Whether you’re interested in improving muscle tone, increasing mobility or reducing anxiety, yoga may be able to help you achieve these goals. Yoga can be taught in group classes or during individual sessions with a personal trainer. If you are eligible for Medicaid, you may wonder if your coverage will help pay for yoga classes. Let’s discuss the benefits of practicing yoga, and if you can get help paying for your classes.
Benefits and Risks of Yoga
The National Institute of Health describes yoga as a style of exercise developed from ancient Indian philosophies about personal strength and inner balance. In modern teachings, these benefits are often attributed to the overall holistic effect that the physical activity and mindfulness associated with yoga has on a person’s sense of wellbeing.
Although the benefits found with practicing yoga may not apply to every individual, studies suggest that a broad range of health factors can be positively impacted by regular sessions.
- Mood management. Meditation associated with yoga classes has been shown to have a positive impact on a person’s ability to manage stress and their emotional resilience.
- Sleep regulation. Although many yoga styles are considered low impact, the exercise they provide can still help reset the body’s cycle and improve a person’s quality of sleep. Meditation lessons learned while in yoga class can also be applied to relaxation techniques that make falling and staying asleep easier.
- Strength increase. Through balance and body weight exercises, muscle tone and strength can be increased with yoga’s series of postures and breathing practices.
- Symptom relief. Yoga is often recommended for patients who experience symptoms associated with lower back and neck pain, chronic headaches or migraines or certain autoimmune disorders that cause inflammation and joint pain.

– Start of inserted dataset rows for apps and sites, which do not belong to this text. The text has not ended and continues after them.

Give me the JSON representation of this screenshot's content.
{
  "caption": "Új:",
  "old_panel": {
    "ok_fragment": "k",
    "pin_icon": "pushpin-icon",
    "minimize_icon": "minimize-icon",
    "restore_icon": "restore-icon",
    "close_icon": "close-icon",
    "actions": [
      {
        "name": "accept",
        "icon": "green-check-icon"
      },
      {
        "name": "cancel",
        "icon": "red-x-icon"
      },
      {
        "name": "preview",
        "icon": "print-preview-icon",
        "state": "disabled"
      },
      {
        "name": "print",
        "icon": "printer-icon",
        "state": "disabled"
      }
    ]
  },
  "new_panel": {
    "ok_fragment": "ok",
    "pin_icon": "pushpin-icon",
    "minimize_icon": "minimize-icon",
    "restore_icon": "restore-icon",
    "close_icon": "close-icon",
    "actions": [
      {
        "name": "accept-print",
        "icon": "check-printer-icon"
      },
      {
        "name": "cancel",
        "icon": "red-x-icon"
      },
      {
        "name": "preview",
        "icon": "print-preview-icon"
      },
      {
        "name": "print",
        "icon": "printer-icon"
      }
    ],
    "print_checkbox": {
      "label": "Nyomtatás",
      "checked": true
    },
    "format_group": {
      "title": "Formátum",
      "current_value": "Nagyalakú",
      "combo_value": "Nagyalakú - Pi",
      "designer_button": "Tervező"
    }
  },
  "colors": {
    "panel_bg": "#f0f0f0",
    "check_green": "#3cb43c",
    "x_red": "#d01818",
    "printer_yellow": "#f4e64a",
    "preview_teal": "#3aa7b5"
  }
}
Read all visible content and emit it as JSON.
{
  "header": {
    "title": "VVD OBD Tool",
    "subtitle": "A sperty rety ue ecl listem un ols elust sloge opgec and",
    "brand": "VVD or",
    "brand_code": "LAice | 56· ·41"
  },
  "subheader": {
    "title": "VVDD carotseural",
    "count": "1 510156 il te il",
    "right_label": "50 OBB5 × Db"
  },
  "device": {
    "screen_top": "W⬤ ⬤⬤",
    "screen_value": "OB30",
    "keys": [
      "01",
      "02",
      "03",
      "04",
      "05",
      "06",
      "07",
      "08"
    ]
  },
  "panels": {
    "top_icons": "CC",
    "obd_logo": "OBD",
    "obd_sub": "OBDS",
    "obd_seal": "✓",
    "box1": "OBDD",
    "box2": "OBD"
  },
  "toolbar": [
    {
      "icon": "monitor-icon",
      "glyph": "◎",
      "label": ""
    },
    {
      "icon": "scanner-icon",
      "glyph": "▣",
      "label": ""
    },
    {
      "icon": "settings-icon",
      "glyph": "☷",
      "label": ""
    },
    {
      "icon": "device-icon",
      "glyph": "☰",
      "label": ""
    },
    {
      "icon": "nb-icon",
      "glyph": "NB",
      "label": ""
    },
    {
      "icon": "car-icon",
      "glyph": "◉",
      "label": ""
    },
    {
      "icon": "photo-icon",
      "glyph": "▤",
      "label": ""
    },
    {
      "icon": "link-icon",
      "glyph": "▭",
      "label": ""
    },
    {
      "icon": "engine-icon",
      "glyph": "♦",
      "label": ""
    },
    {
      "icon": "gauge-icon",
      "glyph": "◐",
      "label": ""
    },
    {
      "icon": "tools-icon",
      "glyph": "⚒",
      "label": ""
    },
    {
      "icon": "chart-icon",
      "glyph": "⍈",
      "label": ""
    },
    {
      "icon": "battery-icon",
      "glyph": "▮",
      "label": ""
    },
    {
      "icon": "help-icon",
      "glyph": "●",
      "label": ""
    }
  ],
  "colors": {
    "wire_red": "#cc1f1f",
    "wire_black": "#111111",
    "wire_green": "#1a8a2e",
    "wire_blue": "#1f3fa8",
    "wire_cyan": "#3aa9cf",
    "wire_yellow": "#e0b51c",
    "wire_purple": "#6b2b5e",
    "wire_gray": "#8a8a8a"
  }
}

The risks associated with yoga are limited, but it’s important to discuss the potential benefits and risks with your primary care physician before you begin taking classes or practicing yoga on your own. Muscle sprains or strains are the most common type of injury with yoga. You should avoid trying difficult poses or practicing without guidance if you are new to yoga.
People with certain preexisting health conditions may need to attend modified yoga classes that take their needs into special consideration. Anyone with a heart condition or who may be sensitive to heated environments should avoid “hot yoga,” also known as bikram yoga, classes since these are taught in rooms where the temperature is increased to promote sweating while exercising.
Common Components of Yoga
With few exceptions, almost every style of yoga exercise integrates three basic components:
- Postures (asanas). Also known as poses, the series of physical movements involved in each class is dictated by which style of yoga is being taught. Certain styles of yoga may change the pose order from class to class, while others rely on a very strict adherence to a series of postures.
- Breathing (pranayama). Breathing techniques can play a major role in most yoga classes. A portion of the class may be spent focusing on how to breathe deeply as well as breathing in time with each pose.
- Meditating (dyana). While the act of mediating may not be a specific part of some yoga classes, it is a component of the most popular forms of yoga. It may be a separate part of the lesson or it may be taught while moving through each pose.
Medicaid Coverage for Yoga
Because yoga is considered a complementary or alternative form of therapy, it is unlikely that Medicaid will provide coverage for yoga classes. Recipients may be able to seek reimbursement for classes if their state has approved yoga as a treatment for pain management or behavioral health needs. Coverage may apply to yoga classes that are part of the services received during in-patient stays at behavioral health facilities. These policies can differ from one Medicaid provider to another, which means you will need to consult with your provider to verify your options.